Dog attacks and bites aren’t a new problem, but they have been in the news a lot lately in Colorado. While man’s best friend is a great pet for many people, these animals can sometimes cause serious harm to others.
The Denver Post, for example, is reporting that a 60-pound American Bulldog was shot and killed by police in Aurora after it and another dog escaped their owners’ yard and attacked a person who was walking her dog. When responding officers found the victim, she was sitting on the ground with her Dalmatian and her arms had blood on them. She suffered scratches on her arm from her own dog, whom she had to pick up to protect when the loose dogs accosted the two.
Officer Mike Hawkins, the responder who shot the escaped dog, says that the animal approached his car and jumped onto it while barking. When the officer got out of the car, the dog continued to behave aggressively, leaving Hawkins fearing for his wellbeing and deciding he needed to take immediate action to protect himself.
Meanwhile, KKTV News covered a story regarding a service dog bite at a hotel in Colorado Springs. Two people were fighting at the hotel. When the manager attempted to break up the fight, he was bitten by a service dog that belonged to one of the people involved. Luckily, the manager was okay, and the dog was allowed to remain with its owner, but this illustrates that even a highly trained animal might attack under the right circumstances.
In both of these stories, the victims were fortunate enough to escape without serious injury, but that’s not always the case. A recent dog attack story out of Michigan, for example, ended with the loss of a four-year-old girl’s life. According to The Gazette, young Kiyana McNeal was giving her neighbor’s dog a treat when the animal attacked and killed her and injured her mother.
Colorado’s dog bite law
In Colorado, if a person suffers serious injury or death from a dog attack, he or she is entitled to compensation for injuries even if the owner had no idea the dog was dangerous. This is true on public or private property, as long as the person was there lawfully when the attack happened. However, there are some circumstances under which an owner isn’t necessarily liable, such as if the victim was trespassing at the time or the dog was a police dog performing its official duties.
A dog bite victim can get damages beyond medical costs if he or she can prove the owner knew or should have known that the dog could be dangerous. These damages include pain and suffering, emotional scars and other things that impact life quality.
If a dog has injured you or someone you care about, speak to an experienced attorney immediately. You may be entitled to financial compensation related to your injury and suffering under Colorado law.
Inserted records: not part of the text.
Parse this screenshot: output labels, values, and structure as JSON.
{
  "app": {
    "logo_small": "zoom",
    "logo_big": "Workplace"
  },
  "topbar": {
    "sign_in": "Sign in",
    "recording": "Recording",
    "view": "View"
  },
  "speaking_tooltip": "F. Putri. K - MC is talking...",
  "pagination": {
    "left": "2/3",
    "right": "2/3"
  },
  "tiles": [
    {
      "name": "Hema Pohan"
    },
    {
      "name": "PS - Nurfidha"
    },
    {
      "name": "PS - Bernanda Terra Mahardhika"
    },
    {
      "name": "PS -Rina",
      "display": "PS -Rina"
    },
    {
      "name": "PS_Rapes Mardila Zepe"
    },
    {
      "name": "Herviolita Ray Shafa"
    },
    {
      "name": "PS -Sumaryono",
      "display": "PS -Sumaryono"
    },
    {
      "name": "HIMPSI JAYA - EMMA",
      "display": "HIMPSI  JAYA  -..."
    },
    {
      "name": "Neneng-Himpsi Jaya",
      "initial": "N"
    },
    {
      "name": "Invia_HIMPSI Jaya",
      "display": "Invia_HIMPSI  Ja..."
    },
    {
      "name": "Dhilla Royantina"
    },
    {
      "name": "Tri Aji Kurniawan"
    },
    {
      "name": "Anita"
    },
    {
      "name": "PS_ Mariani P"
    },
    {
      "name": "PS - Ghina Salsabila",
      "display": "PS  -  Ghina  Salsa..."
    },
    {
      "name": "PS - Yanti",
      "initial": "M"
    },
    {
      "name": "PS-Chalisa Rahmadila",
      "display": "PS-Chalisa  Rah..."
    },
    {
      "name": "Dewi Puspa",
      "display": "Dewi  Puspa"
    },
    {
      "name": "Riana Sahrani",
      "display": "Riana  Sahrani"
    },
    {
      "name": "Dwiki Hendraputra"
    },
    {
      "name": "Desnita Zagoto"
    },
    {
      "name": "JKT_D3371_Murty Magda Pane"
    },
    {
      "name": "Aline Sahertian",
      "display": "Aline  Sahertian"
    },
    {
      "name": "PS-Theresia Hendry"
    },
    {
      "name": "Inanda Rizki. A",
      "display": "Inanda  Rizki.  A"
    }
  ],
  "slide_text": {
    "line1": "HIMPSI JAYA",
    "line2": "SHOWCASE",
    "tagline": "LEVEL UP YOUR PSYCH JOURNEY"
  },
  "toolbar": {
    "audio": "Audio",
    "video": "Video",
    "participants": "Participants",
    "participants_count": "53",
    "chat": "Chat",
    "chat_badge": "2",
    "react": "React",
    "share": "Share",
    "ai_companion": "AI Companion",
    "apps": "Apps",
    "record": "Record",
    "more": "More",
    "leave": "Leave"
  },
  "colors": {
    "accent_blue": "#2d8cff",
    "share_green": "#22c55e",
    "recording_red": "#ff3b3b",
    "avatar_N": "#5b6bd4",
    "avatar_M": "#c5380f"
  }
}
Do you have questions about your case? We’re here to help! We offer free consultations daily and have free resources on our website for you to download.